Investigating emotion in moral cognition: a review of evidence from functional neuroimaging and neuropsychology.

A narrative review of neuroscientific studies focused on the role of emotion in morality indicates that not only are emotions engaged during moral cognition, but that emotions, particularly those mediated by VMPC, are in fact critical for human morality.

The Neural Correlates of Moral Sensitivity: A Functional Magnetic Resonance Imaging Investigation of Basic and Moral Emotions

It is suggested that the automatic tagging of ordinary social events with moral values may be an important mechanism for implicit social behaviors in humans.

Damage to the prefrontal cortex increases utilitarian moral judgements

It is shown that six patients with focal bilateral damage to the ventromedial prefrontal cortex (VMPC), a brain region necessary for the normal generation of emotions, produce an abnormally ‘utilitarian’ pattern of judgements on moral dilemmas that pit compelling considerations of aggregate welfare against highly emotionally aversive behaviours.

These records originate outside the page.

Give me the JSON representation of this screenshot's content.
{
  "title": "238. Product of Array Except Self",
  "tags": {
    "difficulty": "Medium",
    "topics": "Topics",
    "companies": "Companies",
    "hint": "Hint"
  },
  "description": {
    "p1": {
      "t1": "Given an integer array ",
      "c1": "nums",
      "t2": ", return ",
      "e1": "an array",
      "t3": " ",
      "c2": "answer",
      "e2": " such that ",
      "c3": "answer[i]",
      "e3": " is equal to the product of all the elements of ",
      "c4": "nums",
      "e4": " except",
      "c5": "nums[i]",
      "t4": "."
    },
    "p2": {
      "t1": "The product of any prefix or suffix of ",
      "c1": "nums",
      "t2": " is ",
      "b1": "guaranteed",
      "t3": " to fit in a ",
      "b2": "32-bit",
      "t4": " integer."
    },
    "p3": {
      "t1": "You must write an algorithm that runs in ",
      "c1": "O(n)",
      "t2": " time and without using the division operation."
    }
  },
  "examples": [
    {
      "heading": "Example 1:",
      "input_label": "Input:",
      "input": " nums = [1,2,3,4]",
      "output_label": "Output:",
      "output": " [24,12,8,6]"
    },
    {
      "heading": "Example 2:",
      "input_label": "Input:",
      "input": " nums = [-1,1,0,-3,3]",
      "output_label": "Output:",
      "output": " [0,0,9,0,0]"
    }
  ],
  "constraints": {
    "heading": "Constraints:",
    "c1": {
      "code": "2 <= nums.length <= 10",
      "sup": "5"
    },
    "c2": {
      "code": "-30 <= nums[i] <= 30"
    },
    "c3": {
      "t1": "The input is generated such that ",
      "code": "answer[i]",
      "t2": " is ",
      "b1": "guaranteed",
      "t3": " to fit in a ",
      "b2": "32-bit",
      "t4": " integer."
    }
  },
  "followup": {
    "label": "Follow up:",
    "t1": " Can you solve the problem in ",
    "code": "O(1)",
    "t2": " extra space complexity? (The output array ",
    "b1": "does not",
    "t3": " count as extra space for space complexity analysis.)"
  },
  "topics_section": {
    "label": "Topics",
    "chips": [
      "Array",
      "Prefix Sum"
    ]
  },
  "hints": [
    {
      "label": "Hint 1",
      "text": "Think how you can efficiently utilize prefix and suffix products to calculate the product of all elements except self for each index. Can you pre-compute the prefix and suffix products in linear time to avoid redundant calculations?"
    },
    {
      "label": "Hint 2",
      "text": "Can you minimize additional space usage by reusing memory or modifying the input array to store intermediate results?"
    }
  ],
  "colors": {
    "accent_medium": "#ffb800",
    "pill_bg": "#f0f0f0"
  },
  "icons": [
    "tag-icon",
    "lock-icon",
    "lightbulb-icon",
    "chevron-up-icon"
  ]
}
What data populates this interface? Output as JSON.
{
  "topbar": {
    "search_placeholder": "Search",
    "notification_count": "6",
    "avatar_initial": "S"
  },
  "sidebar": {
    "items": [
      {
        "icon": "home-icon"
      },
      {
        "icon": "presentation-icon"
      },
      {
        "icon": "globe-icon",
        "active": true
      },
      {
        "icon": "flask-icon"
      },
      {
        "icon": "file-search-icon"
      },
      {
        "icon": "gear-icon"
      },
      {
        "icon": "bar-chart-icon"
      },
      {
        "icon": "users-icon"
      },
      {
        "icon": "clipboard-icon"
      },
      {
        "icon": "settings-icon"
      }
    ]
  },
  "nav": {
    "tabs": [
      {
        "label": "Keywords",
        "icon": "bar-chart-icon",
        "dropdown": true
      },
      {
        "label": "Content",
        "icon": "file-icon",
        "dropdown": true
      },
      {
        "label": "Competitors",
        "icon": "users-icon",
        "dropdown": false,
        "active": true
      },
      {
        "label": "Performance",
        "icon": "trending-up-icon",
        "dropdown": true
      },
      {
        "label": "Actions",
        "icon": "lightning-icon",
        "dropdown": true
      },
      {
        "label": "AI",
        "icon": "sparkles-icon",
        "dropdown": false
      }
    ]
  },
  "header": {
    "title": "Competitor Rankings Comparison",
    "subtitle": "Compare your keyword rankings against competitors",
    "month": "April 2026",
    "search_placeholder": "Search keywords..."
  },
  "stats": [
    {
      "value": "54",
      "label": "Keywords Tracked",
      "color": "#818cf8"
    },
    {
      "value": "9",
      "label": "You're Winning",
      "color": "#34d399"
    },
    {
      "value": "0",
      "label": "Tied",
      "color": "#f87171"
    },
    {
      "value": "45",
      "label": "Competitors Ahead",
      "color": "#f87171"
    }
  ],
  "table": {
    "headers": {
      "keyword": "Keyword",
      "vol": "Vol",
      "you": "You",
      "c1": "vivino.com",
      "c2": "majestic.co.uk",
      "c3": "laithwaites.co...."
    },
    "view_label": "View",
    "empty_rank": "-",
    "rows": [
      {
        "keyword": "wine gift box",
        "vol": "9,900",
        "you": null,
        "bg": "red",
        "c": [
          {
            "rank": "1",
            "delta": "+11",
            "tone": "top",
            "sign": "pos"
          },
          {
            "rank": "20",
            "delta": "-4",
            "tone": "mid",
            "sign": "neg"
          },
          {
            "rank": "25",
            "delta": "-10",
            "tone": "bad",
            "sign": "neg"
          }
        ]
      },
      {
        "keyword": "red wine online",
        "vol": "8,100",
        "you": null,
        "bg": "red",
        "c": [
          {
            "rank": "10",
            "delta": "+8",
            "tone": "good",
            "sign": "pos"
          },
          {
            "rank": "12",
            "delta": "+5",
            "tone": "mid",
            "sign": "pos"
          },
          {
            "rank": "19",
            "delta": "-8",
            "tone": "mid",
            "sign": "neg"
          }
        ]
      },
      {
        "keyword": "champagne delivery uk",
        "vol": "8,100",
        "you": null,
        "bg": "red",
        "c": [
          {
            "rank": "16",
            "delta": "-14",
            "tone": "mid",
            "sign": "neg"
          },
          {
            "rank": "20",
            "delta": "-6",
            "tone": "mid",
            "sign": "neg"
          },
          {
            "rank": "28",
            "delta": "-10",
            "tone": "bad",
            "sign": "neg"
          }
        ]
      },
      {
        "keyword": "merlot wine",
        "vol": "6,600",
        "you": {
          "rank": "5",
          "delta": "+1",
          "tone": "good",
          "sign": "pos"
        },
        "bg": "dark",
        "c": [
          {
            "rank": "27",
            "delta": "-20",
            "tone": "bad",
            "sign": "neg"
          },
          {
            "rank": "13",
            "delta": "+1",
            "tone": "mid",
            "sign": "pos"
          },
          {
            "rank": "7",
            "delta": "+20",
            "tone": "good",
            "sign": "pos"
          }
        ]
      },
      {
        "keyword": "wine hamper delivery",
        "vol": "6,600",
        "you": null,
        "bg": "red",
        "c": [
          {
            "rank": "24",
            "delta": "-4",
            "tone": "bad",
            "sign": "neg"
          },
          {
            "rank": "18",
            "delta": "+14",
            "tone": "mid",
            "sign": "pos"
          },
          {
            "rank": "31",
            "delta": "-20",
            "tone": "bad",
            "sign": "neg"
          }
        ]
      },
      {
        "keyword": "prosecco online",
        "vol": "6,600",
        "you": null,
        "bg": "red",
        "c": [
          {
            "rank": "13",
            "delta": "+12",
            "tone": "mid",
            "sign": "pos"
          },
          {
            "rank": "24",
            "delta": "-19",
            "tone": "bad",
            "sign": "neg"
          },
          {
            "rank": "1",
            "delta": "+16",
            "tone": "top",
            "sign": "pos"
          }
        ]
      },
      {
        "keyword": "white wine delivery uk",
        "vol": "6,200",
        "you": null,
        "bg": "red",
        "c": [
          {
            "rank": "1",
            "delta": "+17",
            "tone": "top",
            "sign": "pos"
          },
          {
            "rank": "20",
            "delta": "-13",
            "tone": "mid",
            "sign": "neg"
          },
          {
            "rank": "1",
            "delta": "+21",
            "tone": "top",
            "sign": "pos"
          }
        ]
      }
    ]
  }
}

Manipulations of Emotional Context Shape Moral Judgment

The proposed dual-process model of moral judgment suggests another unexamined route by which choice might be influenced: contextual sensitivity of affect.

How (and where) does moral judgment work?

Transgressors, victims, and cry babies: Is basic moral judgment spared in autism?

Basic moral judgment is investigated and it appears to be substantially intact in children with autism who are severely impaired in “theory of mind”, and studies of moral reasoning in normal development are extended by way of a new control task, the “cry baby” task.

Selective deficit in personal moral judgment following damage to ventromedial prefrontal cortex.

Compared to normal controls, patients were more willing to judge personal moral violations as acceptable behaviors in personal moral dilemmas, and they did so more quickly, which indicates that the ventromedial prefrontal cortex is necessary to oppose personalmoral violations.

An fMRI Investigation of Spontaneous Mental State Inference for Moral Judgment

The results illuminate two aspects of theory of mind in moral judgment: (1) spontaneous belief inference and (2) stimulus-driven belief integration.